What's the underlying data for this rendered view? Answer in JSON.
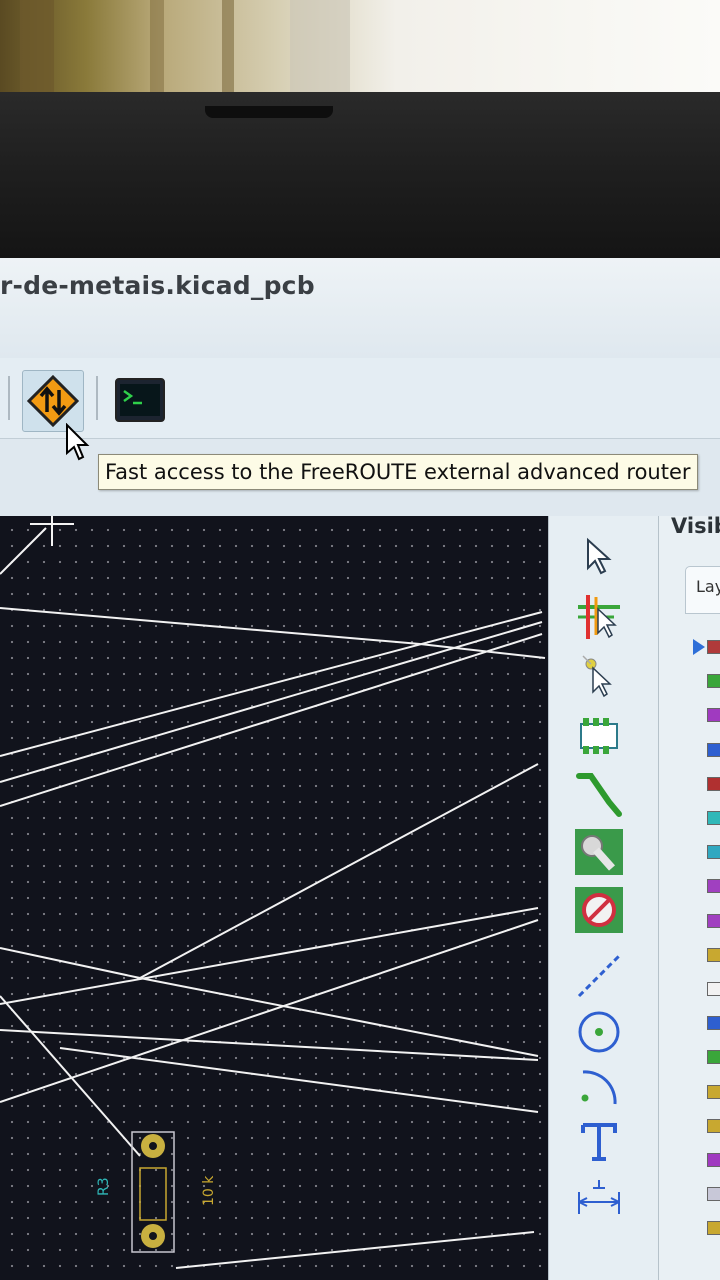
{
  "window": {
    "title": "r-de-metais.kicad_pcb"
  },
  "toolbar": {
    "freeroute_button": {
      "icon": "freeroute-router-icon",
      "state": "hovered"
    },
    "scripting_console_button": {
      "icon": "terminal-icon"
    }
  },
  "tooltip": {
    "text": "Fast access to the FreeROUTE external advanced router"
  },
  "canvas": {
    "component": {
      "reference": "R3",
      "value": "10 k"
    }
  },
  "right_toolbar": {
    "tools": [
      {
        "name": "select",
        "icon": "cursor-arrow-icon"
      },
      {
        "name": "highlight-net",
        "icon": "highlight-net-icon"
      },
      {
        "name": "local-ratsnest",
        "icon": "local-ratsnest-icon"
      },
      {
        "name": "add-footprint",
        "icon": "footprint-icon"
      },
      {
        "name": "route-tracks",
        "icon": "route-track-icon"
      },
      {
        "name": "add-zone",
        "icon": "zone-icon"
      },
      {
        "name": "add-keepout",
        "icon": "keepout-icon"
      },
      {
        "name": "add-line",
        "icon": "graphic-line-icon"
      },
      {
        "name": "add-circle",
        "icon": "circle-icon"
      },
      {
        "name": "add-arc",
        "icon": "arc-icon"
      },
      {
        "name": "add-text",
        "icon": "text-icon"
      },
      {
        "name": "add-dimension",
        "icon": "dimension-icon"
      }
    ]
  },
  "layers_panel": {
    "title": "Visib",
    "tab_label": "Lay",
    "active_layer_index": 0,
    "swatch_colors": [
      "#b03a3a",
      "#3aa63a",
      "#a03ac0",
      "#2e5fd0",
      "#b03030",
      "#30b8b8",
      "#30a8c0",
      "#a040c0",
      "#a040c0",
      "#c8a830",
      "#f2f2f2",
      "#2e5fd0",
      "#3aa63a",
      "#c8a830",
      "#c8a830",
      "#a03ac0",
      "#c8c8d8",
      "#c8a830"
    ]
  },
  "colors": {
    "canvas_bg": "#11131c",
    "ratsnest": "#f0f0f0",
    "pad": "#c8b040",
    "reference_text": "#2fb8b8",
    "value_text": "#c8a830"
  }
}
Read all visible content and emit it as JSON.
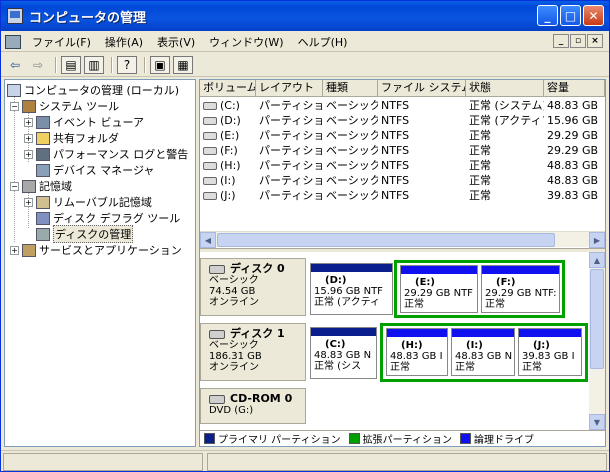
{
  "window": {
    "title": "コンピュータの管理"
  },
  "menu": [
    "ファイル(F)",
    "操作(A)",
    "表示(V)",
    "ウィンドウ(W)",
    "ヘルプ(H)"
  ],
  "mdi": {
    "minimize": "_",
    "restore": "▫",
    "close": "×"
  },
  "tree": {
    "root": "コンピュータの管理 (ローカル)",
    "system_tools": "システム ツール",
    "event_viewer": "イベント ビューア",
    "shared_folders": "共有フォルダ",
    "perf_logs": "パフォーマンス ログと警告",
    "device_manager": "デバイス マネージャ",
    "storage": "記憶域",
    "removable": "リムーバブル記憶域",
    "defrag": "ディスク デフラグ ツール",
    "disk_mgmt": "ディスクの管理",
    "services": "サービスとアプリケーション"
  },
  "columns": [
    "ボリューム",
    "レイアウト",
    "種類",
    "ファイル システム",
    "状態",
    "容量"
  ],
  "volumes": [
    [
      "(C:)",
      "パーティション",
      "ベーシック",
      "NTFS",
      "正常 (システム)",
      "48.83 GB"
    ],
    [
      "(D:)",
      "パーティション",
      "ベーシック",
      "NTFS",
      "正常 (アクティブ)",
      "15.96 GB"
    ],
    [
      "(E:)",
      "パーティション",
      "ベーシック",
      "NTFS",
      "正常",
      "29.29 GB"
    ],
    [
      "(F:)",
      "パーティション",
      "ベーシック",
      "NTFS",
      "正常",
      "29.29 GB"
    ],
    [
      "(H:)",
      "パーティション",
      "ベーシック",
      "NTFS",
      "正常",
      "48.83 GB"
    ],
    [
      "(I:)",
      "パーティション",
      "ベーシック",
      "NTFS",
      "正常",
      "48.83 GB"
    ],
    [
      "(J:)",
      "パーティション",
      "ベーシック",
      "NTFS",
      "正常",
      "39.83 GB"
    ]
  ],
  "disks": [
    {
      "name": "ディスク 0",
      "type": "ベーシック",
      "size": "74.54 GB",
      "status": "オンライン"
    },
    {
      "name": "ディスク 1",
      "type": "ベーシック",
      "size": "186.31 GB",
      "status": "オンライン"
    },
    {
      "name": "CD-ROM 0",
      "type": "DVD (G:)"
    }
  ],
  "parts": {
    "d": {
      "name": "(D:)",
      "info": "15.96 GB NTF",
      "status": "正常 (アクティ"
    },
    "e": {
      "name": "(E:)",
      "info": "29.29 GB NTF",
      "status": "正常"
    },
    "f": {
      "name": "(F:)",
      "info": "29.29 GB NTF:",
      "status": "正常"
    },
    "c": {
      "name": "(C:)",
      "info": "48.83 GB N",
      "status": "正常 (シス"
    },
    "h": {
      "name": "(H:)",
      "info": "48.83 GB I",
      "status": "正常"
    },
    "i": {
      "name": "(I:)",
      "info": "48.83 GB N",
      "status": "正常"
    },
    "j": {
      "name": "(J:)",
      "info": "39.83 GB I",
      "status": "正常"
    }
  },
  "legend": {
    "primary": "プライマリ パーティション",
    "extended": "拡張パーティション",
    "logical": "論理ドライブ"
  },
  "colors": {
    "primary": "#0a1e8c",
    "extended": "#00a000",
    "logical": "#1010f0",
    "titlebar": "#0a54e0"
  }
}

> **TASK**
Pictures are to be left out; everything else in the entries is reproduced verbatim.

> **RESPONSE AREA**
What's the underlying data for this rendered view? Answer in JSON.
{
  "window": {
    "title": "r-de-metais.kicad_pcb"
  },
  "toolbar": {
    "freeroute_button": {
      "icon": "freeroute-router-icon",
      "state": "hovered"
    },
    "scripting_console_button": {
      "icon": "terminal-icon"
    }
  },
  "tooltip": {
    "text": "Fast access to the FreeROUTE external advanced router"
  },
  "canvas": {
    "component": {
      "reference": "R3",
      "value": "10 k"
    }
  },
  "right_toolbar": {
    "tools": [
      {
        "name": "select",
        "icon": "cursor-arrow-icon"
      },
      {
        "name": "highlight-net",
        "icon": "highlight-net-icon"
      },
      {
        "name": "local-ratsnest",
        "icon": "local-ratsnest-icon"
      },
      {
        "name": "add-footprint",
        "icon": "footprint-icon"
      },
      {
        "name": "route-tracks",
        "icon": "route-track-icon"
      },
      {
        "name": "add-zone",
        "icon": "zone-icon"
      },
      {
        "name": "add-keepout",
        "icon": "keepout-icon"
      },
      {
        "name": "add-line",
        "icon": "graphic-line-icon"
      },
      {
        "name": "add-circle",
        "icon": "circle-icon"
      },
      {
        "name": "add-arc",
        "icon": "arc-icon"
      },
      {
        "name": "add-text",
        "icon": "text-icon"
      },
      {
        "name": "add-dimension",
        "icon": "dimension-icon"
      }
    ]
  },
  "layers_panel": {
    "title": "Visib",
    "tab_label": "Lay",
    "active_layer_index": 0,
    "swatch_colors": [
      "#b03a3a",
      "#3aa63a",
      "#a03ac0",
      "#2e5fd0",
      "#b03030",
      "#30b8b8",
      "#30a8c0",
      "#a040c0",
      "#a040c0",
      "#c8a830",
      "#f2f2f2",
      "#2e5fd0",
      "#3aa63a",
      "#c8a830",
      "#c8a830",
      "#a03ac0",
      "#c8c8d8",
      "#c8a830"
    ]
  },
  "colors": {
    "canvas_bg": "#11131c",
    "ratsnest": "#f0f0f0",
    "pad": "#c8b040",
    "reference_text": "#2fb8b8",
    "value_text": "#c8a830"
  }
}
Read all visible content and emit it as JSON.
{
  "window": {
    "title": "コンピュータの管理"
  },
  "menu": [
    "ファイル(F)",
    "操作(A)",
    "表示(V)",
    "ウィンドウ(W)",
    "ヘルプ(H)"
  ],
  "mdi": {
    "minimize": "_",
    "restore": "▫",
    "close": "×"
  },
  "tree": {
    "root": "コンピュータの管理 (ローカル)",
    "system_tools": "システム ツール",
    "event_viewer": "イベント ビューア",
    "shared_folders": "共有フォルダ",
    "perf_logs": "パフォーマンス ログと警告",
    "device_manager": "デバイス マネージャ",
    "storage": "記憶域",
    "removable": "リムーバブル記憶域",
    "defrag": "ディスク デフラグ ツール",
    "disk_mgmt": "ディスクの管理",
    "services": "サービスとアプリケーション"
  },
  "columns": [
    "ボリューム",
    "レイアウト",
    "種類",
    "ファイル システム",
    "状態",
    "容量"
  ],
  "volumes": [
    [
      "(C:)",
      "パーティション",
      "ベーシック",
      "NTFS",
      "正常 (システム)",
      "48.83 GB"
    ],
    [
      "(D:)",
      "パーティション",
      "ベーシック",
      "NTFS",
      "正常 (アクティブ)",
      "15.96 GB"
    ],
    [
      "(E:)",
      "パーティション",
      "ベーシック",
      "NTFS",
      "正常",
      "29.29 GB"
    ],
    [
      "(F:)",
      "パーティション",
      "ベーシック",
      "NTFS",
      "正常",
      "29.29 GB"
    ],
    [
      "(H:)",
      "パーティション",
      "ベーシック",
      "NTFS",
      "正常",
      "48.83 GB"
    ],
    [
      "(I:)",
      "パーティション",
      "ベーシック",
      "NTFS",
      "正常",
      "48.83 GB"
    ],
    [
      "(J:)",
      "パーティション",
      "ベーシック",
      "NTFS",
      "正常",
      "39.83 GB"
    ]
  ],
  "disks": [
    {
      "name": "ディスク 0",
      "type": "ベーシック",
      "size": "74.54 GB",
      "status": "オンライン"
    },
    {
      "name": "ディスク 1",
      "type": "ベーシック",
      "size": "186.31 GB",
      "status": "オンライン"
    },
    {
      "name": "CD-ROM 0",
      "type": "DVD (G:)"
    }
  ],
  "parts": {
    "d": {
      "name": "(D:)",
      "info": "15.96 GB NTF",
      "status": "正常 (アクティ"
    },
    "e": {
      "name": "(E:)",
      "info": "29.29 GB NTF",
      "status": "正常"
    },
    "f": {
      "name": "(F:)",
      "info": "29.29 GB NTF:",
      "status": "正常"
    },
    "c": {
      "name": "(C:)",
      "info": "48.83 GB N",
      "status": "正常 (シス"
    },
    "h": {
      "name": "(H:)",
      "info": "48.83 GB I",
      "status": "正常"
    },
    "i": {
      "name": "(I:)",
      "info": "48.83 GB N",
      "status": "正常"
    },
    "j": {
      "name": "(J:)",
      "info": "39.83 GB I",
      "status": "正常"
    }
  },
  "legend": {
    "primary": "プライマリ パーティション",
    "extended": "拡張パーティション",
    "logical": "論理ドライブ"
  },
  "colors": {
    "primary": "#0a1e8c",
    "extended": "#00a000",
    "logical": "#1010f0",
    "titlebar": "#0a54e0"
  }
}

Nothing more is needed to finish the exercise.